> _TASK STATEMENT_
Filter the listing below down to the lines with the word "content" and copy those.

> _GIVEN RECORDS_
++++++++++++++++++++

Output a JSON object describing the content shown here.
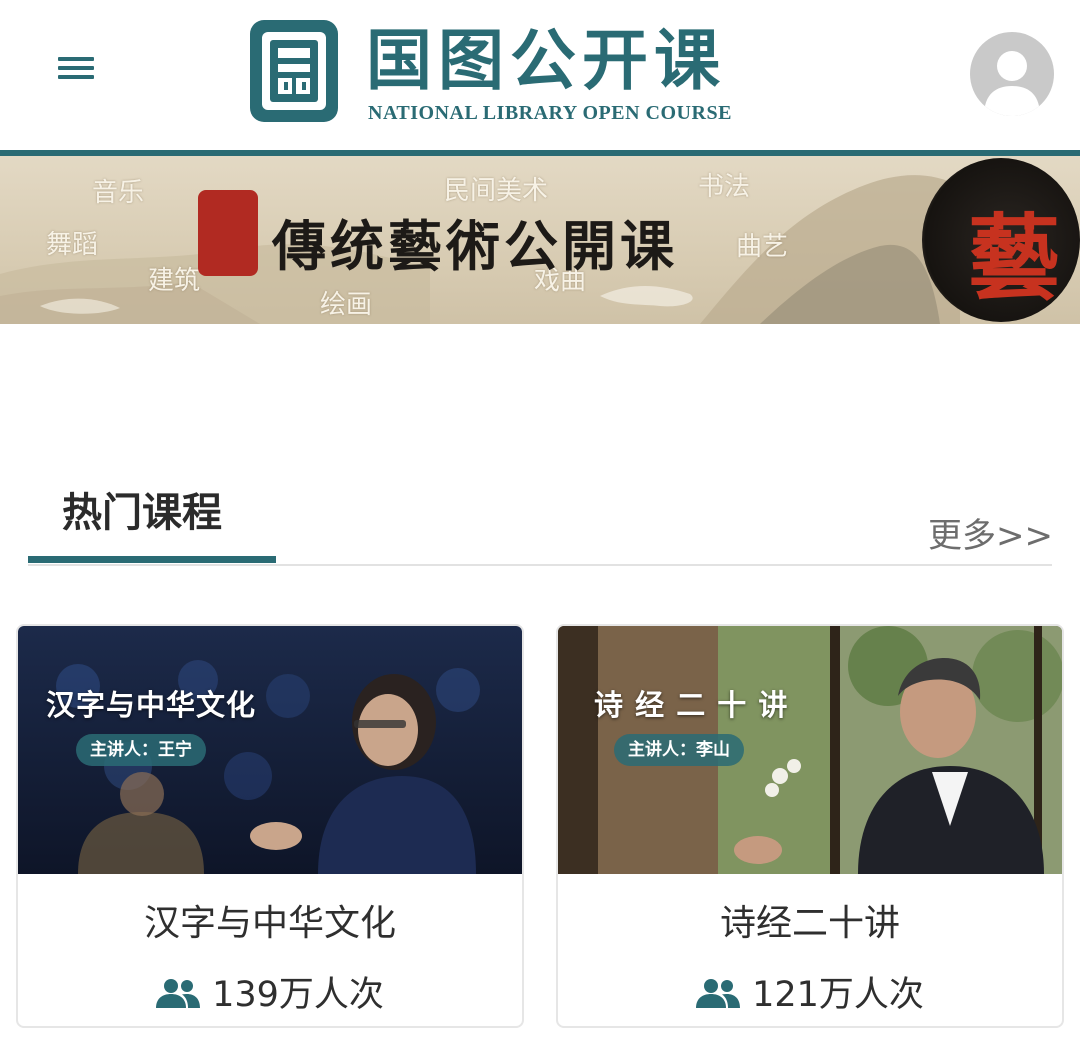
{
  "header": {
    "logo_title": "国图公开课",
    "logo_subtitle": "NATIONAL LIBRARY OPEN COURSE",
    "menu_icon": "hamburger-menu-icon",
    "avatar_icon": "user-avatar-icon"
  },
  "banner": {
    "title": "傳统藝術公開课",
    "words": [
      "音乐",
      "舞蹈",
      "建筑",
      "绘画",
      "民间美术",
      "戏曲",
      "书法",
      "曲艺"
    ],
    "ink_glyph": "藝"
  },
  "section": {
    "title": "热门课程",
    "more_label": "更多>>"
  },
  "courses": [
    {
      "overlay_title": "汉字与中华文化",
      "lecturer_chip": "主讲人：王宁",
      "name": "汉字与中华文化",
      "views": "139万人次"
    },
    {
      "overlay_title": "诗 经 二 十 讲",
      "lecturer_chip": "主讲人：李山",
      "name": "诗经二十讲",
      "views": "121万人次"
    }
  ],
  "colors": {
    "brand": "#2a6b74",
    "seal_red": "#b12a22"
  }
}
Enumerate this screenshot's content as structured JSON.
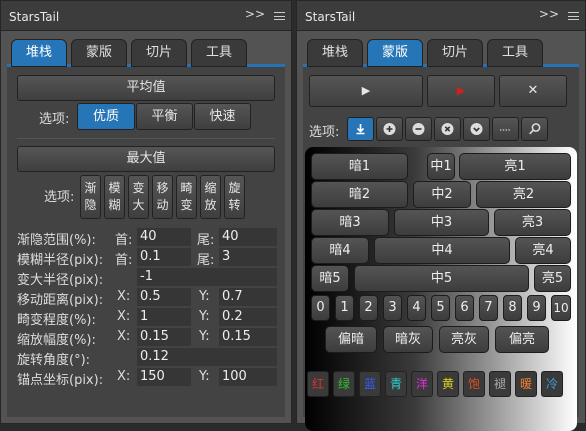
{
  "left": {
    "title": "StarsTail",
    "chevron": ">>",
    "tabs": [
      "堆栈",
      "蒙版",
      "切片",
      "工具"
    ],
    "avg_button": "平均值",
    "options_label": "选项:",
    "opt_buttons": [
      "优质",
      "平衡",
      "快速"
    ],
    "max_button": "最大值",
    "options2_label": "选项:",
    "effects": [
      [
        "渐",
        "隐"
      ],
      [
        "模",
        "糊"
      ],
      [
        "变",
        "大"
      ],
      [
        "移",
        "动"
      ],
      [
        "畸",
        "变"
      ],
      [
        "缩",
        "放"
      ],
      [
        "旋",
        "转"
      ]
    ],
    "rows": [
      {
        "label": "渐隐范围(%):",
        "k1": "首:",
        "v1": "40",
        "k2": "尾:",
        "v2": "40"
      },
      {
        "label": "模糊半径(pix):",
        "k1": "首:",
        "v1": "0.1",
        "k2": "尾:",
        "v2": "3"
      },
      {
        "label": "变大半径(pix):",
        "k1": "",
        "v1": "-1",
        "k2": "",
        "v2": ""
      },
      {
        "label": "移动距离(pix):",
        "k1": "X:",
        "v1": "0.5",
        "k2": "Y:",
        "v2": "0.7"
      },
      {
        "label": "畸变程度(%):",
        "k1": "X:",
        "v1": "1",
        "k2": "Y:",
        "v2": "0.2"
      },
      {
        "label": "缩放幅度(%):",
        "k1": "X:",
        "v1": "0.15",
        "k2": "Y:",
        "v2": "0.15"
      },
      {
        "label": "旋转角度(°):",
        "k1": "",
        "v1": "0.12",
        "k2": "",
        "v2": ""
      },
      {
        "label": "锚点坐标(pix):",
        "k1": "X:",
        "v1": "150",
        "k2": "Y:",
        "v2": "100"
      }
    ]
  },
  "right": {
    "title": "StarsTail",
    "chevron": ">>",
    "tabs": [
      "堆栈",
      "蒙版",
      "切片",
      "工具"
    ],
    "options_label": "选项:",
    "play_icon": "▶",
    "record_icon": "▶",
    "close_icon": "✕",
    "record_color": "#d02020",
    "tone": {
      "r1": [
        "暗1",
        "中1",
        "亮1"
      ],
      "r2": [
        "暗2",
        "中2",
        "亮2"
      ],
      "r3": [
        "暗3",
        "中3",
        "亮3"
      ],
      "r4": [
        "暗4",
        "中4",
        "亮4"
      ],
      "r5": [
        "暗5",
        "中5",
        "亮5"
      ]
    },
    "numbers": [
      "0",
      "1",
      "2",
      "3",
      "4",
      "5",
      "6",
      "7",
      "8",
      "9",
      "10"
    ],
    "grays": [
      "偏暗",
      "暗灰",
      "亮灰",
      "偏亮"
    ],
    "colors": [
      {
        "t": "红",
        "c": "#e03030"
      },
      {
        "t": "绿",
        "c": "#30c030"
      },
      {
        "t": "蓝",
        "c": "#3a5cff"
      },
      {
        "t": "青",
        "c": "#30d0d0"
      },
      {
        "t": "洋",
        "c": "#e030e0"
      },
      {
        "t": "黄",
        "c": "#e0d020"
      },
      {
        "t": "饱",
        "c": "#e05020"
      },
      {
        "t": "褪",
        "c": "#aaaaaa"
      },
      {
        "t": "暖",
        "c": "#f08030"
      },
      {
        "t": "冷",
        "c": "#40a0e0"
      }
    ]
  }
}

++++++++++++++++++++

> _ANSWER TO THIS EXERCISE_
Output a JSON object describing the content shown here.
Enumerate this screenshot's content as structured JSON.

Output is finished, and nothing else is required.